START Study material

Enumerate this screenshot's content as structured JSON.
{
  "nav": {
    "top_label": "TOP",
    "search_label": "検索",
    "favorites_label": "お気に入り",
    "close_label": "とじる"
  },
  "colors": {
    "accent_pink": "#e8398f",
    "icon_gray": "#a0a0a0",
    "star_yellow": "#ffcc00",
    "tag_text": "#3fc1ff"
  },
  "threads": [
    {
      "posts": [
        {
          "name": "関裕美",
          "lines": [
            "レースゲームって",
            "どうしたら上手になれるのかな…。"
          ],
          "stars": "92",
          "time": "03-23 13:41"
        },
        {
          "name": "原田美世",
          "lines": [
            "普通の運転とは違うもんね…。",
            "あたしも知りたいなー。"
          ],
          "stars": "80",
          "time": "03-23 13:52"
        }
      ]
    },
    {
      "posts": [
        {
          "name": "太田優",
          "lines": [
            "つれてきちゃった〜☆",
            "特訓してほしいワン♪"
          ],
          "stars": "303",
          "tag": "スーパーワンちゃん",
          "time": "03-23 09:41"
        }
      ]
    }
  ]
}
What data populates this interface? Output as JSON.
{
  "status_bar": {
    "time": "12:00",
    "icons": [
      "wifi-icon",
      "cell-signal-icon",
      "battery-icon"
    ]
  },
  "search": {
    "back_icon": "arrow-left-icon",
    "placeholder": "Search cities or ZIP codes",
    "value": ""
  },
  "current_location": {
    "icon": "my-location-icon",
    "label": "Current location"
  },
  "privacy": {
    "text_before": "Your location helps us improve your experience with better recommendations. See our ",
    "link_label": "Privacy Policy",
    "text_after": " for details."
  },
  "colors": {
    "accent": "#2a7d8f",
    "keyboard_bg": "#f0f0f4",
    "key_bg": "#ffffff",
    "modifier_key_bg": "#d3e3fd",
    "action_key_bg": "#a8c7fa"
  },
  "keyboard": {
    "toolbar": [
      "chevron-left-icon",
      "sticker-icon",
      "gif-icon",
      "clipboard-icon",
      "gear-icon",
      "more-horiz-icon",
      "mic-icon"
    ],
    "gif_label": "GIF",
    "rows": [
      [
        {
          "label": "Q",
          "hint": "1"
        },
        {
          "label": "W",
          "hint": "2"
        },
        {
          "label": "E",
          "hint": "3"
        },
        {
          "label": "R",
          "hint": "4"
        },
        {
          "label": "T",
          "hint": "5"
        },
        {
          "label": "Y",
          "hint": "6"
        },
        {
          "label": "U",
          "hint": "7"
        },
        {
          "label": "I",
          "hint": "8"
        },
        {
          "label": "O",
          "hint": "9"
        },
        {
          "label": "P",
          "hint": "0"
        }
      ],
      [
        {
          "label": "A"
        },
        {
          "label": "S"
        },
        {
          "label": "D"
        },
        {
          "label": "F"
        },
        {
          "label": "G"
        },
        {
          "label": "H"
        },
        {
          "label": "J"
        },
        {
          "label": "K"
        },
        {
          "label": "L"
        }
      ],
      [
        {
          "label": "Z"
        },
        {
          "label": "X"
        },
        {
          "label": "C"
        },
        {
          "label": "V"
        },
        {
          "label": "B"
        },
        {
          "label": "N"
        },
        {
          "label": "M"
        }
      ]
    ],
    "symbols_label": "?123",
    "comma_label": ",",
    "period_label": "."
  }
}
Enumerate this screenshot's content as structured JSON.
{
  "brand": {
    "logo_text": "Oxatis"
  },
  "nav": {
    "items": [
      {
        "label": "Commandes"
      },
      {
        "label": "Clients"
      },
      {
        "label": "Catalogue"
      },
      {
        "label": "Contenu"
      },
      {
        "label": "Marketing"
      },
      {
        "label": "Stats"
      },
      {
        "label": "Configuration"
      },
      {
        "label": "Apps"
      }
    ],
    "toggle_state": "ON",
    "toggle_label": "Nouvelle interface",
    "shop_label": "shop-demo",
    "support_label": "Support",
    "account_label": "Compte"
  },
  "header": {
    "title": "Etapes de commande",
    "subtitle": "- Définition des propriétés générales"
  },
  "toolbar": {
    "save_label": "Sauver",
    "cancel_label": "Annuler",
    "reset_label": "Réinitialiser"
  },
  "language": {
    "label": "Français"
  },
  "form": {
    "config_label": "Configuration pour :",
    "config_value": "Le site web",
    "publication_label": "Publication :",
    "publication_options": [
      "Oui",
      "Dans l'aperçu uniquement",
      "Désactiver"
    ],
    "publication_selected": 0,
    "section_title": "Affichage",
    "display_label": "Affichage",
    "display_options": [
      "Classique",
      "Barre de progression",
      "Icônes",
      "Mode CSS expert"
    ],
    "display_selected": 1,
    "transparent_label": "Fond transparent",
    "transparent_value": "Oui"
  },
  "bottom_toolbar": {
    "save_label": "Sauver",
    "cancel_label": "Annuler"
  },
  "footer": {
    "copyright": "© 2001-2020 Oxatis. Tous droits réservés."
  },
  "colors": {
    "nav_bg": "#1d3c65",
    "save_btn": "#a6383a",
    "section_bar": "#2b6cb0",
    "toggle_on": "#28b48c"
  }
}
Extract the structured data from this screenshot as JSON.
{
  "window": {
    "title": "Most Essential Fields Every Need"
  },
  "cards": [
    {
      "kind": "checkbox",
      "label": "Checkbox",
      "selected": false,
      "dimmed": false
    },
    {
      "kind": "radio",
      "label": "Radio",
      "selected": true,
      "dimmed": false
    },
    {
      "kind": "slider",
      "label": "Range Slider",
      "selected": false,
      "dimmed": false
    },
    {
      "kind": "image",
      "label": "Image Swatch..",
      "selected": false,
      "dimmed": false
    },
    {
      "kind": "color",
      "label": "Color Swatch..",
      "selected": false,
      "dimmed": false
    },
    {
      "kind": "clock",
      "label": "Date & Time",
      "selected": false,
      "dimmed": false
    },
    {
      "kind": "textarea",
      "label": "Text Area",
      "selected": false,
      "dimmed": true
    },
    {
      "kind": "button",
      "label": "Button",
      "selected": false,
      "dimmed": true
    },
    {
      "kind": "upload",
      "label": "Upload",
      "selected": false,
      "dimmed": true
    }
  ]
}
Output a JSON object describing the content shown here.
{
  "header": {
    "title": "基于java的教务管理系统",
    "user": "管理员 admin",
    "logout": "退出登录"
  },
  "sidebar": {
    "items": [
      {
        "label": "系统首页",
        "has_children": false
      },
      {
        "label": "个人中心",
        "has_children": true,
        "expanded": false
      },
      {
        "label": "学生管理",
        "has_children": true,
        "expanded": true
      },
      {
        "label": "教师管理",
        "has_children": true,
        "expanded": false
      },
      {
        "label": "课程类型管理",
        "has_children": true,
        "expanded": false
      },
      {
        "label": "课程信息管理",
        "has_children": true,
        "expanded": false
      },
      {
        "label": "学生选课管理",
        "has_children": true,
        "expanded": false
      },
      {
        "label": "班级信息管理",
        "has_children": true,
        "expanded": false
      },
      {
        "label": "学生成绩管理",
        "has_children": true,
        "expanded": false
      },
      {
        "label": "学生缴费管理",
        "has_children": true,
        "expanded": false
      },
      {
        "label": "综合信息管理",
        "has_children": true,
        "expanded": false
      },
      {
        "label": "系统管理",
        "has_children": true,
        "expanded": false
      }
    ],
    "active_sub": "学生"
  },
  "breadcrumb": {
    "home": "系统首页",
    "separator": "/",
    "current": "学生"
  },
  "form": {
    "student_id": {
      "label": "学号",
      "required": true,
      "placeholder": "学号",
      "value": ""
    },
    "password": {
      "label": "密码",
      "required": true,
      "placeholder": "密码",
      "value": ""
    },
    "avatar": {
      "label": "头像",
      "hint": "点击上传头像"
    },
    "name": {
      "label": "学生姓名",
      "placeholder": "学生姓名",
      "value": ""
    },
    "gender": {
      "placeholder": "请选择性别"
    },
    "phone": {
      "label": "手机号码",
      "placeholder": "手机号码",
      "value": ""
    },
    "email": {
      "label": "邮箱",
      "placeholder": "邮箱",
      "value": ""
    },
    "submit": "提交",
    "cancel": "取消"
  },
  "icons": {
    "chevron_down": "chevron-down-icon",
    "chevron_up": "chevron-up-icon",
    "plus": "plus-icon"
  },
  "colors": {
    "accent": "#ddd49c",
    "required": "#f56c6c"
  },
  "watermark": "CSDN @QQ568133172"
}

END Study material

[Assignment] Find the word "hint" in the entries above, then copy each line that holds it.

[Written solution]
          "hint": "1"
          "hint": "2"
          "hint": "3"
          "hint": "4"
          "hint": "5"
          "hint": "6"
          "hint": "7"
          "hint": "8"
          "hint": "9"
          "hint": "0"
      "hint": "点击上传头像"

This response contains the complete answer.